Deity and Spirit Work 101
“Spirit work” and “deity work” are terms that describe the act of entering into relationships with spirits and deities. these are terms used often (but not exclusively) in pagan and polytheistic communities.
Polytheism, in essence, is the belief in multiple gods. polytheism can be approached in many different ways, from a soft polytheistic viewpoint (the belief that the gods are archetypes) to a hard polytheistic viewpoint (the belief that the gods are somehow completely autonomous beings). ). some polytheists may work with one god even while acknowledging others, while others work with many different gods. some polytheists are even what’s known as polyaffiliates, meaning they work with multiple gods from different pantheons.
many polytheists identify as “pagans” or those who follow earth-centered practices. however, not all pagans are polytheists, nor does anyone need to be a polytheist (or even a theist) to be a pagan. That’s because spiritual practices can be tailored to your spiritual needs and worldview.
my bias in this guide comes from a hard animist and polytheistic perspective. I experience gods, spirits, and entities as autonomous even if I don’t experience them as literal. prepare yourself for that language as you work through this guide.
relationships between Christian and pagan deities

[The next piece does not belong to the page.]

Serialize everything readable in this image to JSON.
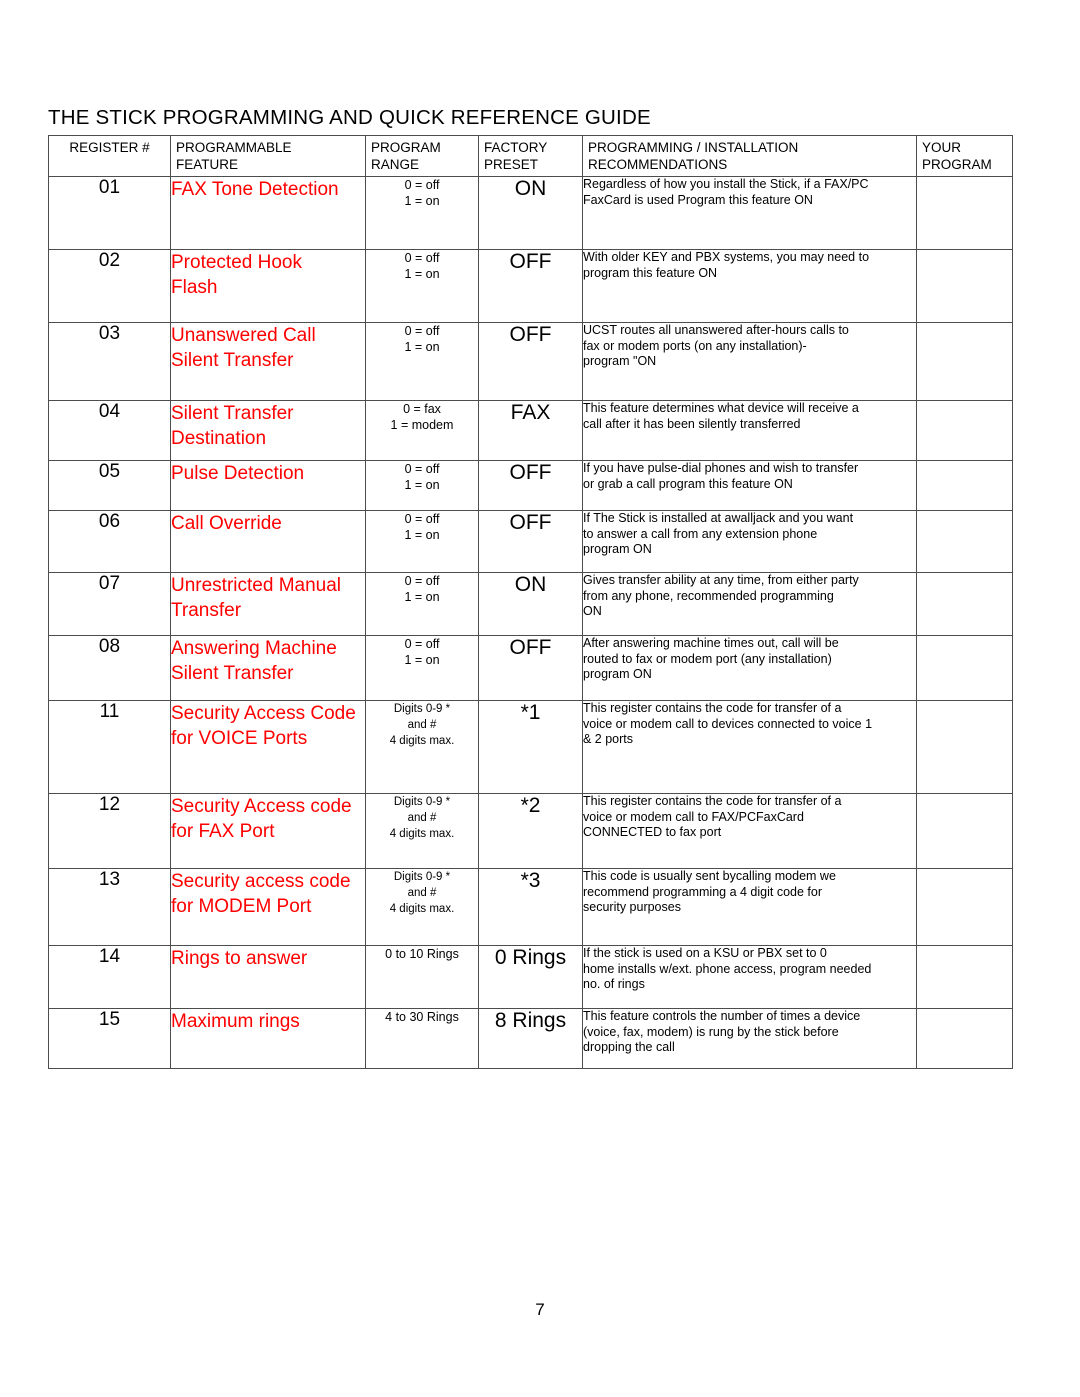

Beginning relationships with deities and spirits means knowing what these relationships can be like. In the Western world, our approach to divinity is heavily Christianized and heavily colonized, and Westerners often have a Christian impression of divinity even if they didn’t grow up practicing the faith. If you are a Westerner, your understanding of a god/devotee relationship is likely to be that of a lord/servant dynamic. this implies things like:
- humble yourself before god
- put god above everything
- risking the wrath of god if you don’t
Those from Catholic backgrounds may also have learned that God doesn’t care about everyday human life.
This is not the universal approach to divinity, not even in other organized religions. especially not the approach of animistic religions like Norse paganism. when it comes to paganism, not all devotees or even deities want a lord/servant dynamic between them. That’s because deity relationships work the same way human relationships do: they can take on any dynamic, be healthy or unhealthy, and begin and end.
Much of this has to do with how a religion views the divine. In Christianity, God is seen as a role model to match and a being to please. but in Norse paganism, for example, the deities represent human behavior taken to larger-than-life proportions and are therefore figures we can identify with.
The trick to having successful relationships with deities is knowing that they abide by the same rules as mundane relationships. navigation that requires practice, self-sovereignty and discernment. we will see this later in chapter 2.
how are the relationships between the deities
if deity relationships don’t always have a lord/servant dynamic, what dynamics do they have? some examples include teacher/student, parent/child, artist/muse, family, friends, and even lovers. these dynamics are not forced, but arise from the collaboration of both the deity and the devotee.
no matter how dynamic and healthy the relationships with the deities are:
- clear communication
- mutual understanding
- respect for boundaries
whereas unhealthy relationships involve:
- control tactics
- non-consensual actions
- scare tactics: intimidation and threats
- manipulative behavior
(You can read more about the warning signs of spiritual abuse in Chapter 4.)
These relationships can be initiated by you or by the deity. if you want to work with a specific deity, it’s perfectly fine to communicate first. deity relationships are constructed, not assigned.
Lastly, although relationships with deities are much like mundane ones, they cater to spiritual needs rather than physical ones. in this sense, they are not a direct replacement for worldly relationships, especially romantic ones.
A few final miscellaneous expectations related to deity work are as follows:
The deity’s work requires effort. This involves research, learning new tools, learning new skills, sharpening your senses, and trial and error.
Your relationship is between you and the deity. No one should act as a dedicated “interpreter” between you and the deity in question. that can expose you to a lot of potential abuse. It’s fine to use a third party to help you with an instance of discernment if you need it, but ultimately, no person or entity should interpret your relationship with a deity or spirit for you.
You can say “no”. Just because a deity/spirit wants something doesn’t mean you always have to give it to them. the gods can be held accountable for their actions, and you don’t have to do anything you don’t feel comfortable with just because they asked you to.
the gods can say “no”. I saw it very well expressed in a post on tumblr: the gods are not dolls that you can take out of a box and play when and how you want I like it. they are autonomous beings capable of making their own decisions and will not always do the things you expect them to do.
Incompatibility occurs. Sometimes a deity’s personality, methods, and antics may not work for you. it’s okay. recognize when it happens and adjust accordingly. This may mean taking a break, putting some emotional distance between the two of you, or going your separate ways entirely. it’s best if this can be done mutually to facilitate a healthy transition.
a note on entities from closed cultures
If you are experiencing a situation where an entity from a closed culture is trying to contact you and you are not part of that closed culture, it is your responsibility to contact a spiritual authority from that culture to see if you are allowed to work with them. that deity.